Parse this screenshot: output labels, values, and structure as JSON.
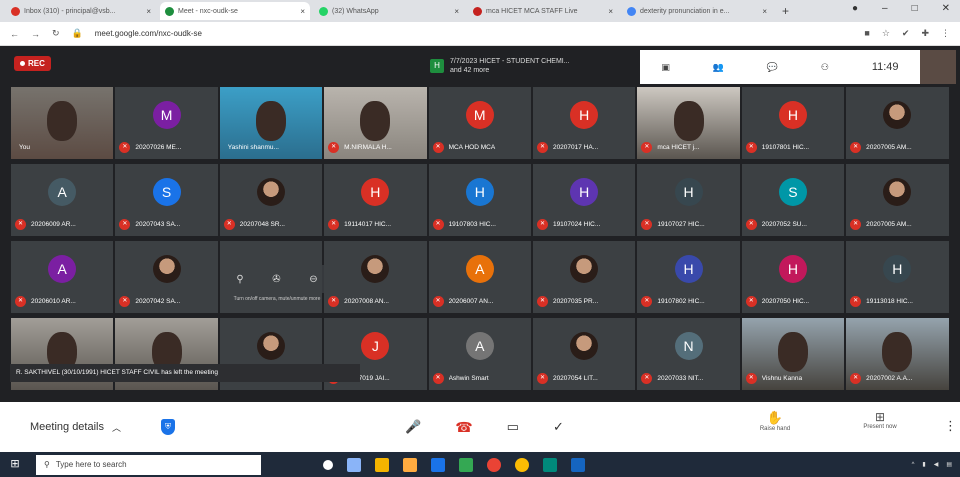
{
  "browser": {
    "tabs": [
      {
        "title": "Inbox (310) - principal@vsb...",
        "color": "#d93025",
        "active": false
      },
      {
        "title": "Meet - nxc-oudk-se",
        "color": "#1e8e3e",
        "active": true
      },
      {
        "title": "(32) WhatsApp",
        "color": "#25d366",
        "active": false
      },
      {
        "title": "mca HICET MCA STAFF Live",
        "color": "#c5221f",
        "active": false
      },
      {
        "title": "dexterity pronunciation in e...",
        "color": "#4285f4",
        "active": false
      }
    ],
    "url": "meet.google.com/nxc-oudk-se"
  },
  "meet": {
    "rec_label": "REC",
    "chat_title": "7/7/2023 HICET - STUDENT CHEMI...",
    "chat_sub": "and 42 more",
    "time": "11:49",
    "toast": "R. SAKTHIVEL (30/10/1991) HICET STAFF CIVIL has left the meeting",
    "hover_tip": "Turn on/off camera, mute/unmute more",
    "tiles": [
      {
        "kind": "video",
        "variant": "v1",
        "name": "You",
        "mic": false
      },
      {
        "kind": "avatar",
        "letter": "M",
        "color": "#7b1fa2",
        "name": "20207026 ME...",
        "mic": true
      },
      {
        "kind": "video",
        "variant": "v2",
        "name": "Yashini shanmu...",
        "mic": false
      },
      {
        "kind": "video",
        "variant": "v3",
        "name": "M.NIRMALA H...",
        "mic": true
      },
      {
        "kind": "avatar",
        "letter": "M",
        "color": "#d93025",
        "name": "MCA HOD MCA",
        "mic": true
      },
      {
        "kind": "avatar",
        "letter": "H",
        "color": "#d93025",
        "name": "20207017 HA...",
        "mic": true
      },
      {
        "kind": "video",
        "variant": "v4",
        "name": "mca HICET j...",
        "mic": true
      },
      {
        "kind": "avatar",
        "letter": "H",
        "color": "#d93025",
        "name": "19107801 HIC...",
        "mic": true
      },
      {
        "kind": "image",
        "name": "20207005 AM...",
        "mic": true
      },
      {
        "kind": "avatar",
        "letter": "A",
        "color": "#455a64",
        "name": "20206009 AR...",
        "mic": true
      },
      {
        "kind": "avatar",
        "letter": "S",
        "color": "#1a73e8",
        "name": "20207043 SA...",
        "mic": true
      },
      {
        "kind": "image",
        "name": "20207048 SR...",
        "mic": true
      },
      {
        "kind": "avatar",
        "letter": "H",
        "color": "#d93025",
        "name": "19114017 HIC...",
        "mic": true
      },
      {
        "kind": "avatar",
        "letter": "H",
        "color": "#1976d2",
        "name": "19107803 HIC...",
        "mic": true
      },
      {
        "kind": "avatar",
        "letter": "H",
        "color": "#5e35b1",
        "name": "19107024 HIC...",
        "mic": true
      },
      {
        "kind": "avatar",
        "letter": "H",
        "color": "#37474f",
        "name": "19107027 HIC...",
        "mic": true
      },
      {
        "kind": "avatar",
        "letter": "S",
        "color": "#0097a7",
        "name": "20207052 SU...",
        "mic": true
      },
      {
        "kind": "image",
        "name": "20207005 AM...",
        "mic": true
      },
      {
        "kind": "avatar",
        "letter": "A",
        "color": "#7b1fa2",
        "name": "20206010 AR...",
        "mic": true
      },
      {
        "kind": "image",
        "name": "20207042 SA...",
        "mic": true
      },
      {
        "kind": "blank",
        "name": "",
        "mic": false
      },
      {
        "kind": "image",
        "name": "20207008 AN...",
        "mic": true
      },
      {
        "kind": "avatar",
        "letter": "A",
        "color": "#e8710a",
        "name": "20206007 AN...",
        "mic": true
      },
      {
        "kind": "image",
        "name": "20207035 PR...",
        "mic": true
      },
      {
        "kind": "avatar",
        "letter": "H",
        "color": "#3949ab",
        "name": "19107802 HIC...",
        "mic": true
      },
      {
        "kind": "avatar",
        "letter": "H",
        "color": "#c2185b",
        "name": "20207050 HIC...",
        "mic": true
      },
      {
        "kind": "avatar",
        "letter": "H",
        "color": "#37474f",
        "name": "19113018 HIC...",
        "mic": true
      },
      {
        "kind": "video",
        "variant": "v5",
        "name": "",
        "mic": false
      },
      {
        "kind": "video",
        "variant": "v5",
        "name": "",
        "mic": false
      },
      {
        "kind": "image",
        "name": "",
        "mic": false
      },
      {
        "kind": "avatar",
        "letter": "J",
        "color": "#d93025",
        "name": "20207019 JAI...",
        "mic": true
      },
      {
        "kind": "avatar",
        "letter": "A",
        "color": "#757575",
        "name": "Ashwin Smart",
        "mic": true
      },
      {
        "kind": "image",
        "name": "20207054 LIT...",
        "mic": true
      },
      {
        "kind": "avatar",
        "letter": "N",
        "color": "#546e7a",
        "name": "20207033 NIT...",
        "mic": true
      },
      {
        "kind": "video",
        "variant": "v6",
        "name": "Vishnu Kanna",
        "mic": true
      },
      {
        "kind": "video",
        "variant": "v6",
        "name": "20207002 A.A...",
        "mic": true
      }
    ]
  },
  "bottom": {
    "meeting_details": "Meeting details",
    "raise_hand": "Raise hand",
    "present_now": "Present now"
  },
  "taskbar": {
    "search_placeholder": "Type here to search"
  }
}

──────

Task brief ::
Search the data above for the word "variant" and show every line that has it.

Written response ::
        "variant": "v1",
        "variant": "v2",
        "variant": "v3",
        "variant": "v4",
        "variant": "v5",
        "variant": "v5",
        "variant": "v6",
        "variant": "v6",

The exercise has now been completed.